Work item: Report each line of the records where "Share" occurs.

Records from a dataset:
#####

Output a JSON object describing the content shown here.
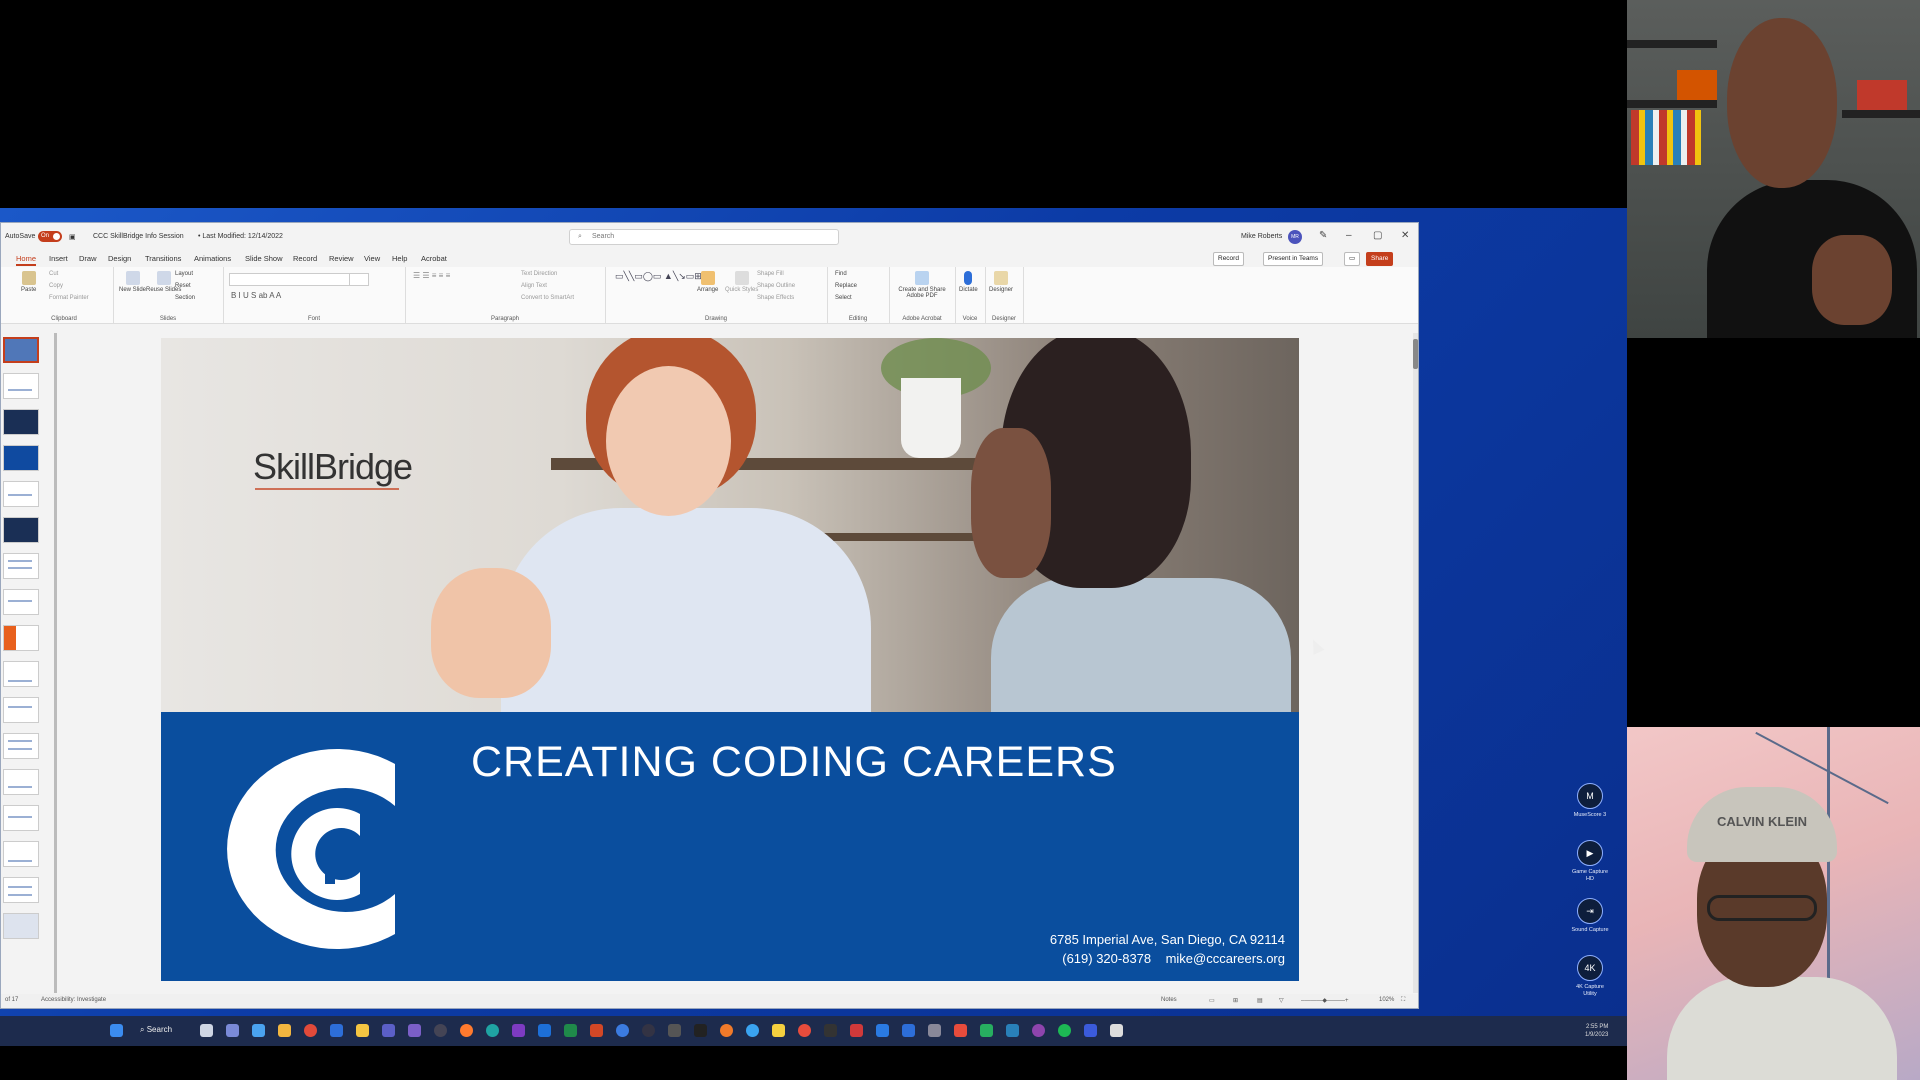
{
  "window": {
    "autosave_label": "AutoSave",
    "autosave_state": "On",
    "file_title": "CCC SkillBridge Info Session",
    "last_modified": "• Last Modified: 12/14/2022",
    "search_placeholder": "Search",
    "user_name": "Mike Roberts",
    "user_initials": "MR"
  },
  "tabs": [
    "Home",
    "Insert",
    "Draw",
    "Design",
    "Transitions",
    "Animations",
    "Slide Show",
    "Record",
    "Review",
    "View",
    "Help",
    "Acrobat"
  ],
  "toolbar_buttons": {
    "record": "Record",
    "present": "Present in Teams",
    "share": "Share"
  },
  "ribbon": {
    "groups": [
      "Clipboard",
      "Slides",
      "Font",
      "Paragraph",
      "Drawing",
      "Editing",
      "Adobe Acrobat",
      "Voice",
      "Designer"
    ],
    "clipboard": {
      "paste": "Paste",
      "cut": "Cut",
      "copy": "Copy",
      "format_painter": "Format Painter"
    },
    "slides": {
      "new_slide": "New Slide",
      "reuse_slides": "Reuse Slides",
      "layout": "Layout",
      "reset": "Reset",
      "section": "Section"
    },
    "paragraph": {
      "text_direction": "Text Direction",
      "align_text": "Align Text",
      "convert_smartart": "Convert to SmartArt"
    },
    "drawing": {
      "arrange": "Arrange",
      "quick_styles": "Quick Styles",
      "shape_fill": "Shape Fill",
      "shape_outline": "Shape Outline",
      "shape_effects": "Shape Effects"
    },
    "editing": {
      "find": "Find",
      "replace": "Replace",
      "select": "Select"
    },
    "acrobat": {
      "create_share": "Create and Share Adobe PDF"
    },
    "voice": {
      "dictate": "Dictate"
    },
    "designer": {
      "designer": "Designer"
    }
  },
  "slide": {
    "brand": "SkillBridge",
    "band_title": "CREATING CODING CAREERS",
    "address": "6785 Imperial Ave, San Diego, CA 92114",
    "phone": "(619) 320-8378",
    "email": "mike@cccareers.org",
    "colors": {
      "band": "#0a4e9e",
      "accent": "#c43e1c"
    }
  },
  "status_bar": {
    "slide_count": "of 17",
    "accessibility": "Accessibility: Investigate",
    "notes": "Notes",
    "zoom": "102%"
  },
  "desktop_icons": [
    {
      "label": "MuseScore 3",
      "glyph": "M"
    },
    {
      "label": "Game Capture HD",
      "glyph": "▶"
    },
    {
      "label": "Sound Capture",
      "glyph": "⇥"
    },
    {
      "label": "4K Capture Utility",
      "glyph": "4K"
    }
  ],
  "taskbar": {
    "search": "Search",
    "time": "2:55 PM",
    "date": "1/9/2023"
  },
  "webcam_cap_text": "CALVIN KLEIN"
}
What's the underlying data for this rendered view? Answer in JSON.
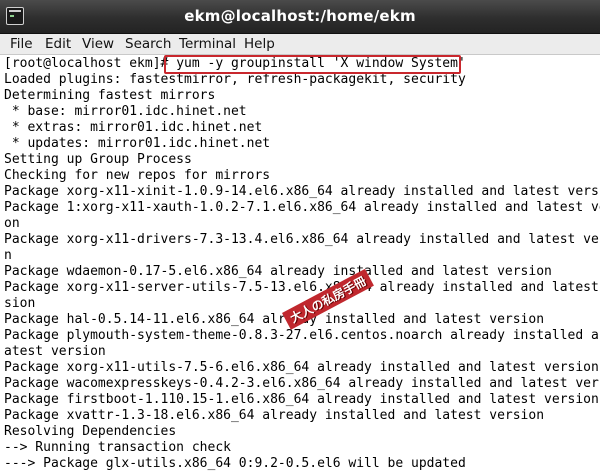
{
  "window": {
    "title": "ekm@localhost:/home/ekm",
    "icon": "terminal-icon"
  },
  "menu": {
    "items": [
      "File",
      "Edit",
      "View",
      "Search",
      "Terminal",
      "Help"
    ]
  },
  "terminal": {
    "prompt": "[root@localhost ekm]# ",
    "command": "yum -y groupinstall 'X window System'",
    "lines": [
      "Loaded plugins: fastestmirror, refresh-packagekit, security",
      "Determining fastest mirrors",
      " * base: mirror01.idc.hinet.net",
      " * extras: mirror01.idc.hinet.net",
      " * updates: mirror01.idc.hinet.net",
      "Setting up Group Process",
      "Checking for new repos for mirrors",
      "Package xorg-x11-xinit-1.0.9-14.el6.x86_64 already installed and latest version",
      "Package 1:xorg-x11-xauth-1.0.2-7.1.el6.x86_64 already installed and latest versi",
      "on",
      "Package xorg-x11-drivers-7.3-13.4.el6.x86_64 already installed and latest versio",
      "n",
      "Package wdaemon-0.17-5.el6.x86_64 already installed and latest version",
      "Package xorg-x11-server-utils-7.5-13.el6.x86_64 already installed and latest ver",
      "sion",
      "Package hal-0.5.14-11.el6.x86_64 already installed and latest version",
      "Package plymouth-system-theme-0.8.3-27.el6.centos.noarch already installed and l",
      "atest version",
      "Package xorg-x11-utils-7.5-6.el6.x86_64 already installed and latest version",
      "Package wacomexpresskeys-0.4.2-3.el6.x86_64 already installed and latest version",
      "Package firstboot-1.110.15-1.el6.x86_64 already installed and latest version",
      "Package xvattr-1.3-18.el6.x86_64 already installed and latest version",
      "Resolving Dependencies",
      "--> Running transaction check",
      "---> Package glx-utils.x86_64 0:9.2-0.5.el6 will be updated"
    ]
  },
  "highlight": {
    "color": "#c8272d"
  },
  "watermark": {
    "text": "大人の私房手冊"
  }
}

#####

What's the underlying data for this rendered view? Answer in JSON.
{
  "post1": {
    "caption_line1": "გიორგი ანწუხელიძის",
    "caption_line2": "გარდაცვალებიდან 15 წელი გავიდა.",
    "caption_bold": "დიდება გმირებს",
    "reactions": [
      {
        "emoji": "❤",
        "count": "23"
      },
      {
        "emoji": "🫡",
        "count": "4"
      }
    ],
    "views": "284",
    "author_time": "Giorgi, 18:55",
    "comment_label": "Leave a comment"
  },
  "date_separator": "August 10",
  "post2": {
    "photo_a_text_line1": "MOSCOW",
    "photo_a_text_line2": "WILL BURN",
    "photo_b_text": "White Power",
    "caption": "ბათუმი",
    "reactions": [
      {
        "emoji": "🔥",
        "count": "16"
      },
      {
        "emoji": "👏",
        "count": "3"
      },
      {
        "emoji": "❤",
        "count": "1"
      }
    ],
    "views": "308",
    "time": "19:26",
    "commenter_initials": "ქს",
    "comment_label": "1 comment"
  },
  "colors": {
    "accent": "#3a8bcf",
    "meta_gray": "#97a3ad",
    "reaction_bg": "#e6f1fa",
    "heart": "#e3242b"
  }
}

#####

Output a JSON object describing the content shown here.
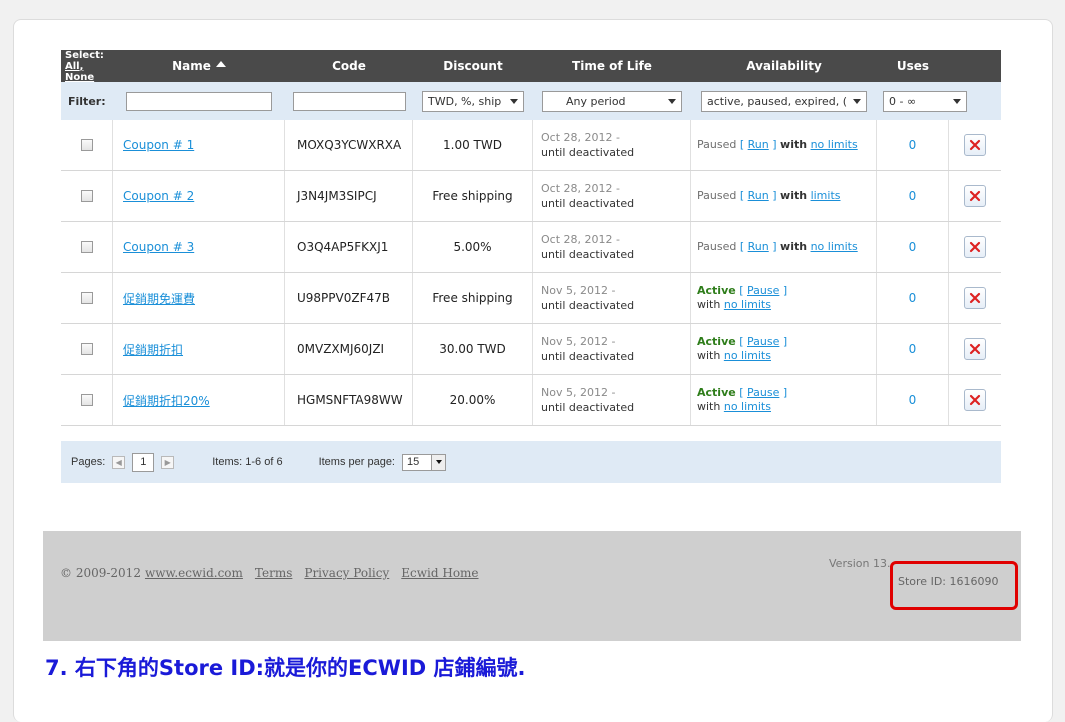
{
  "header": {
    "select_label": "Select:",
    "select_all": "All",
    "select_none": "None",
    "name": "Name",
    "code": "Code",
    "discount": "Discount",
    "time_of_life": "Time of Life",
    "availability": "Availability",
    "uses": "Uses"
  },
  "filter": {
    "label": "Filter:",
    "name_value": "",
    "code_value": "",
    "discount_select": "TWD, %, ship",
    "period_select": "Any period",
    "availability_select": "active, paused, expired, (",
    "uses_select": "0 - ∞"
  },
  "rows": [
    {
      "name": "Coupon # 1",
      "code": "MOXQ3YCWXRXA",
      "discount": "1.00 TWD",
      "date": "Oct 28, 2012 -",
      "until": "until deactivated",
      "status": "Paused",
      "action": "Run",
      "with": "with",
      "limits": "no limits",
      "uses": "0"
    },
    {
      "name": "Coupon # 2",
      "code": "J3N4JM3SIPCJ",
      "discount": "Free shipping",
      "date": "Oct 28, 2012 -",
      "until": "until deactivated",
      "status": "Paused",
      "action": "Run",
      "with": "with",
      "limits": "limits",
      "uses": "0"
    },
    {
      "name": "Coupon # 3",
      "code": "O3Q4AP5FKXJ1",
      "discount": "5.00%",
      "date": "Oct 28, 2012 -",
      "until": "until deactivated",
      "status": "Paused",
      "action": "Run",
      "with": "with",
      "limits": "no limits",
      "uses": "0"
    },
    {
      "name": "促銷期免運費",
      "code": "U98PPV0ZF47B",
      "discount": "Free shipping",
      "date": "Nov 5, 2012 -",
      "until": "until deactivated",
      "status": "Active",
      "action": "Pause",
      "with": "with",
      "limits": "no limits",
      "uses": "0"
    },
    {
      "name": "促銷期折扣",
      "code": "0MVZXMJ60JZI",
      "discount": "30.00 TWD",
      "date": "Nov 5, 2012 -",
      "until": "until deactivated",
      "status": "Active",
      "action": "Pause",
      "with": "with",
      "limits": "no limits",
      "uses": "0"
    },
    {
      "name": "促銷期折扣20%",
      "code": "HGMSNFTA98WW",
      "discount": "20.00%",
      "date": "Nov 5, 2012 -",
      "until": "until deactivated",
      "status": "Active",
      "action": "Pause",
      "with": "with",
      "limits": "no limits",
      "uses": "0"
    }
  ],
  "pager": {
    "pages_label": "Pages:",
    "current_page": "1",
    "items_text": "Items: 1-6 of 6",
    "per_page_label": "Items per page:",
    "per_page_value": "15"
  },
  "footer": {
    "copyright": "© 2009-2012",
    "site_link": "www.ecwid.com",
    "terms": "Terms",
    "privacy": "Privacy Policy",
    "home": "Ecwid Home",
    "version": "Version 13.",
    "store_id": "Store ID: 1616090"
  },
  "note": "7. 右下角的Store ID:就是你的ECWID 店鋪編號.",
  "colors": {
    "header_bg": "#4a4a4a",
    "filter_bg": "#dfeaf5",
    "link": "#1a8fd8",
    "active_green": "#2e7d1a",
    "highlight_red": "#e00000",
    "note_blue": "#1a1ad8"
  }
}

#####

Response below:
    "share": "Share"
      "create_share": "Create and Share Adobe PDF"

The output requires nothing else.